Data START

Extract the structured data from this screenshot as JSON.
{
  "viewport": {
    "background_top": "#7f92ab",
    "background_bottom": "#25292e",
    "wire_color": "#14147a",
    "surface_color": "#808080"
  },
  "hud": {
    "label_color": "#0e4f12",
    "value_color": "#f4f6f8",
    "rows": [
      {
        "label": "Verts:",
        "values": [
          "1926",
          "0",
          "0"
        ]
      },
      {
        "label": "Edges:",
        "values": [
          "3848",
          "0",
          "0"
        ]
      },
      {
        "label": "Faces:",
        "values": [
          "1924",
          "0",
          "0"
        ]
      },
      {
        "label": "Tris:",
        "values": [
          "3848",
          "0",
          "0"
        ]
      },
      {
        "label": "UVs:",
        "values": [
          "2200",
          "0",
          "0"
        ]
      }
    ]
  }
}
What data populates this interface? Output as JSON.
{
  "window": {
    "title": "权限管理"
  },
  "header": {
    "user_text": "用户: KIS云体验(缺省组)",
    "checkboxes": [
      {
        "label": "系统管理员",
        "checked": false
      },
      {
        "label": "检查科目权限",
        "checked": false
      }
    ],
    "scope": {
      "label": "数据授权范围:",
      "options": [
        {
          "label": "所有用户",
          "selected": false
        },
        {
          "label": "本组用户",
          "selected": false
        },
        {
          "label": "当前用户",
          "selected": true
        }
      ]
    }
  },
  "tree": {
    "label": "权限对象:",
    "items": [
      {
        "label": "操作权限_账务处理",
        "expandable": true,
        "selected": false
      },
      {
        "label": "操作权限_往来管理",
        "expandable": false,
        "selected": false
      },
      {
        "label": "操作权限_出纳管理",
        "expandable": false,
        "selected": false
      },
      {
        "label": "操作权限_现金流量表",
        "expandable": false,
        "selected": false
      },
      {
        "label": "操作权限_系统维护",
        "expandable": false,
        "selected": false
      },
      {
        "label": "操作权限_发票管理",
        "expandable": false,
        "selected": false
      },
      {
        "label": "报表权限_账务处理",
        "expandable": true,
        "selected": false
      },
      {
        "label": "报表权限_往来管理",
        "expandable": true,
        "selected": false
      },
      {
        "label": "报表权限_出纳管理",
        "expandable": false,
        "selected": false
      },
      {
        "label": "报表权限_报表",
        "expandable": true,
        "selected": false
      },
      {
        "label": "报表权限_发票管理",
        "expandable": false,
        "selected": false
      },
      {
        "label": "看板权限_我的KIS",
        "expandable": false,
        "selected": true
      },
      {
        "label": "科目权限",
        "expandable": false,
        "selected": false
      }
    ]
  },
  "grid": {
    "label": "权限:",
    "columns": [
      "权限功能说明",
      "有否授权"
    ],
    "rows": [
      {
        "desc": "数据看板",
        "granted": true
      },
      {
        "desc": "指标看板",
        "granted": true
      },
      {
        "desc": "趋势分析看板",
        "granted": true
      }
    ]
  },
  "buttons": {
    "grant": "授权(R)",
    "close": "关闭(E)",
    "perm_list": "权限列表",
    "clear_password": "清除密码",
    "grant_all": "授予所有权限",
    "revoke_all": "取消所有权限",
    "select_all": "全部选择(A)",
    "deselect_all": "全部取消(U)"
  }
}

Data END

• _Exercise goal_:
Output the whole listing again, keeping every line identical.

• _Written response_:
Extract the structured data from this screenshot as JSON.
{
  "viewport": {
    "background_top": "#7f92ab",
    "background_bottom": "#25292e",
    "wire_color": "#14147a",
    "surface_color": "#808080"
  },
  "hud": {
    "label_color": "#0e4f12",
    "value_color": "#f4f6f8",
    "rows": [
      {
        "label": "Verts:",
        "values": [
          "1926",
          "0",
          "0"
        ]
      },
      {
        "label": "Edges:",
        "values": [
          "3848",
          "0",
          "0"
        ]
      },
      {
        "label": "Faces:",
        "values": [
          "1924",
          "0",
          "0"
        ]
      },
      {
        "label": "Tris:",
        "values": [
          "3848",
          "0",
          "0"
        ]
      },
      {
        "label": "UVs:",
        "values": [
          "2200",
          "0",
          "0"
        ]
      }
    ]
  }
}
What data populates this interface? Output as JSON.
{
  "window": {
    "title": "权限管理"
  },
  "header": {
    "user_text": "用户: KIS云体验(缺省组)",
    "checkboxes": [
      {
        "label": "系统管理员",
        "checked": false
      },
      {
        "label": "检查科目权限",
        "checked": false
      }
    ],
    "scope": {
      "label": "数据授权范围:",
      "options": [
        {
          "label": "所有用户",
          "selected": false
        },
        {
          "label": "本组用户",
          "selected": false
        },
        {
          "label": "当前用户",
          "selected": true
        }
      ]
    }
  },
  "tree": {
    "label": "权限对象:",
    "items": [
      {
        "label": "操作权限_账务处理",
        "expandable": true,
        "selected": false
      },
      {
        "label": "操作权限_往来管理",
        "expandable": false,
        "selected": false
      },
      {
        "label": "操作权限_出纳管理",
        "expandable": false,
        "selected": false
      },
      {
        "label": "操作权限_现金流量表",
        "expandable": false,
        "selected": false
      },
      {
        "label": "操作权限_系统维护",
        "expandable": false,
        "selected": false
      },
      {
        "label": "操作权限_发票管理",
        "expandable": false,
        "selected": false
      },
      {
        "label": "报表权限_账务处理",
        "expandable": true,
        "selected": false
      },
      {
        "label": "报表权限_往来管理",
        "expandable": true,
        "selected": false
      },
      {
        "label": "报表权限_出纳管理",
        "expandable": false,
        "selected": false
      },
      {
        "label": "报表权限_报表",
        "expandable": true,
        "selected": false
      },
      {
        "label": "报表权限_发票管理",
        "expandable": false,
        "selected": false
      },
      {
        "label": "看板权限_我的KIS",
        "expandable": false,
        "selected": true
      },
      {
        "label": "科目权限",
        "expandable": false,
        "selected": false
      }
    ]
  },
  "grid": {
    "label": "权限:",
    "columns": [
      "权限功能说明",
      "有否授权"
    ],
    "rows": [
      {
        "desc": "数据看板",
        "granted": true
      },
      {
        "desc": "指标看板",
        "granted": true
      },
      {
        "desc": "趋势分析看板",
        "granted": true
      }
    ]
  },
  "buttons": {
    "grant": "授权(R)",
    "close": "关闭(E)",
    "perm_list": "权限列表",
    "clear_password": "清除密码",
    "grant_all": "授予所有权限",
    "revoke_all": "取消所有权限",
    "select_all": "全部选择(A)",
    "deselect_all": "全部取消(U)"
  }
}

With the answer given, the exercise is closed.